[WHAT YOU SHOULD DO]
Once the line containing "Transcribe this image's" is found, set down that line and each one after it exactly, through the end of the entries.

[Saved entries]
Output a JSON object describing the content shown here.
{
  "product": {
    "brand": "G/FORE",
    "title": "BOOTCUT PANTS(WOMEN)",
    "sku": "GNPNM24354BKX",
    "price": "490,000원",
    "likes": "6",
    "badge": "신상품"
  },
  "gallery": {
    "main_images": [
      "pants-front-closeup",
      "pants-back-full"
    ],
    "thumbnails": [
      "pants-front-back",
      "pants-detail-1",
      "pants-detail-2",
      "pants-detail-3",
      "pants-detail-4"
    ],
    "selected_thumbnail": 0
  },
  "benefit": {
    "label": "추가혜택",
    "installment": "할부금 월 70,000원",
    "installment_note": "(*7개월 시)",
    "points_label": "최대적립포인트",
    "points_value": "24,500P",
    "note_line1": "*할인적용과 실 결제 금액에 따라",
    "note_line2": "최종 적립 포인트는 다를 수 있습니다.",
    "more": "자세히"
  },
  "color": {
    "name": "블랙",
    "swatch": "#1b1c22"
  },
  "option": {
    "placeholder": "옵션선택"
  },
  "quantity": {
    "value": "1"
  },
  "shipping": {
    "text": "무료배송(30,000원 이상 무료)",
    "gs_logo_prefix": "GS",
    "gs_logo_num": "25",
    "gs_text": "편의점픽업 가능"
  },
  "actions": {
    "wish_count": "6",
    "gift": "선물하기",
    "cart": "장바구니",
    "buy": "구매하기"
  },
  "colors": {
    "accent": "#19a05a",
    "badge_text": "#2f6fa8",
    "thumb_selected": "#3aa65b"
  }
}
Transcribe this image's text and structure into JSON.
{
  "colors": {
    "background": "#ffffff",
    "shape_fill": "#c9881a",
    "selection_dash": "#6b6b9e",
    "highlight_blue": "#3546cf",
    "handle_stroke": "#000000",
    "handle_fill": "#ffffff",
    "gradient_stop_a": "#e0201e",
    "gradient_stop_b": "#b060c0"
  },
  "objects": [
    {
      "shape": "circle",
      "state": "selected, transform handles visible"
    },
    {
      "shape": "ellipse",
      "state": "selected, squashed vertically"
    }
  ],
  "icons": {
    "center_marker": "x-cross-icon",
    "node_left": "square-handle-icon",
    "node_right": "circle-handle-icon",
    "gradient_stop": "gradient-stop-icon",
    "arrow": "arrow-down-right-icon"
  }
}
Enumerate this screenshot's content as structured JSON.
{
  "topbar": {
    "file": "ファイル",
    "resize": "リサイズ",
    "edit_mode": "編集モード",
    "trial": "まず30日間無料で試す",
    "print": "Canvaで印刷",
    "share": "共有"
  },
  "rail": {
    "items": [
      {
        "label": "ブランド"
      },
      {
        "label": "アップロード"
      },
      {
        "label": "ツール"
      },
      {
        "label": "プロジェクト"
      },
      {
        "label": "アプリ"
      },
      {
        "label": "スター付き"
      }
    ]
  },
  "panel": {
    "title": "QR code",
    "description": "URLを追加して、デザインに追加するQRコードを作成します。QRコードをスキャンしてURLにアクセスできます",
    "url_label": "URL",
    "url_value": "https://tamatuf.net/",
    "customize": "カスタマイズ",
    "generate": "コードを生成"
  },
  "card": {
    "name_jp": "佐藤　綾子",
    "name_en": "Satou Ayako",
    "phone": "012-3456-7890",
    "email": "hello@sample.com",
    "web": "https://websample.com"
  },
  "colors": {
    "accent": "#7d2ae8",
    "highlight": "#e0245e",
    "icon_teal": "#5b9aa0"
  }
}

[REPLY]
Transcribe this image's text and structure into JSON.
{
  "colors": {
    "background": "#ffffff",
    "shape_fill": "#c9881a",
    "selection_dash": "#6b6b9e",
    "highlight_blue": "#3546cf",
    "handle_stroke": "#000000",
    "handle_fill": "#ffffff",
    "gradient_stop_a": "#e0201e",
    "gradient_stop_b": "#b060c0"
  },
  "objects": [
    {
      "shape": "circle",
      "state": "selected, transform handles visible"
    },
    {
      "shape": "ellipse",
      "state": "selected, squashed vertically"
    }
  ],
  "icons": {
    "center_marker": "x-cross-icon",
    "node_left": "square-handle-icon",
    "node_right": "circle-handle-icon",
    "gradient_stop": "gradient-stop-icon",
    "arrow": "arrow-down-right-icon"
  }
}
Enumerate this screenshot's content as structured JSON.
{
  "topbar": {
    "file": "ファイル",
    "resize": "リサイズ",
    "edit_mode": "編集モード",
    "trial": "まず30日間無料で試す",
    "print": "Canvaで印刷",
    "share": "共有"
  },
  "rail": {
    "items": [
      {
        "label": "ブランド"
      },
      {
        "label": "アップロード"
      },
      {
        "label": "ツール"
      },
      {
        "label": "プロジェクト"
      },
      {
        "label": "アプリ"
      },
      {
        "label": "スター付き"
      }
    ]
  },
  "panel": {
    "title": "QR code",
    "description": "URLを追加して、デザインに追加するQRコードを作成します。QRコードをスキャンしてURLにアクセスできます",
    "url_label": "URL",
    "url_value": "https://tamatuf.net/",
    "customize": "カスタマイズ",
    "generate": "コードを生成"
  },
  "card": {
    "name_jp": "佐藤　綾子",
    "name_en": "Satou Ayako",
    "phone": "012-3456-7890",
    "email": "hello@sample.com",
    "web": "https://websample.com"
  },
  "colors": {
    "accent": "#7d2ae8",
    "highlight": "#e0245e",
    "icon_teal": "#5b9aa0"
  }
}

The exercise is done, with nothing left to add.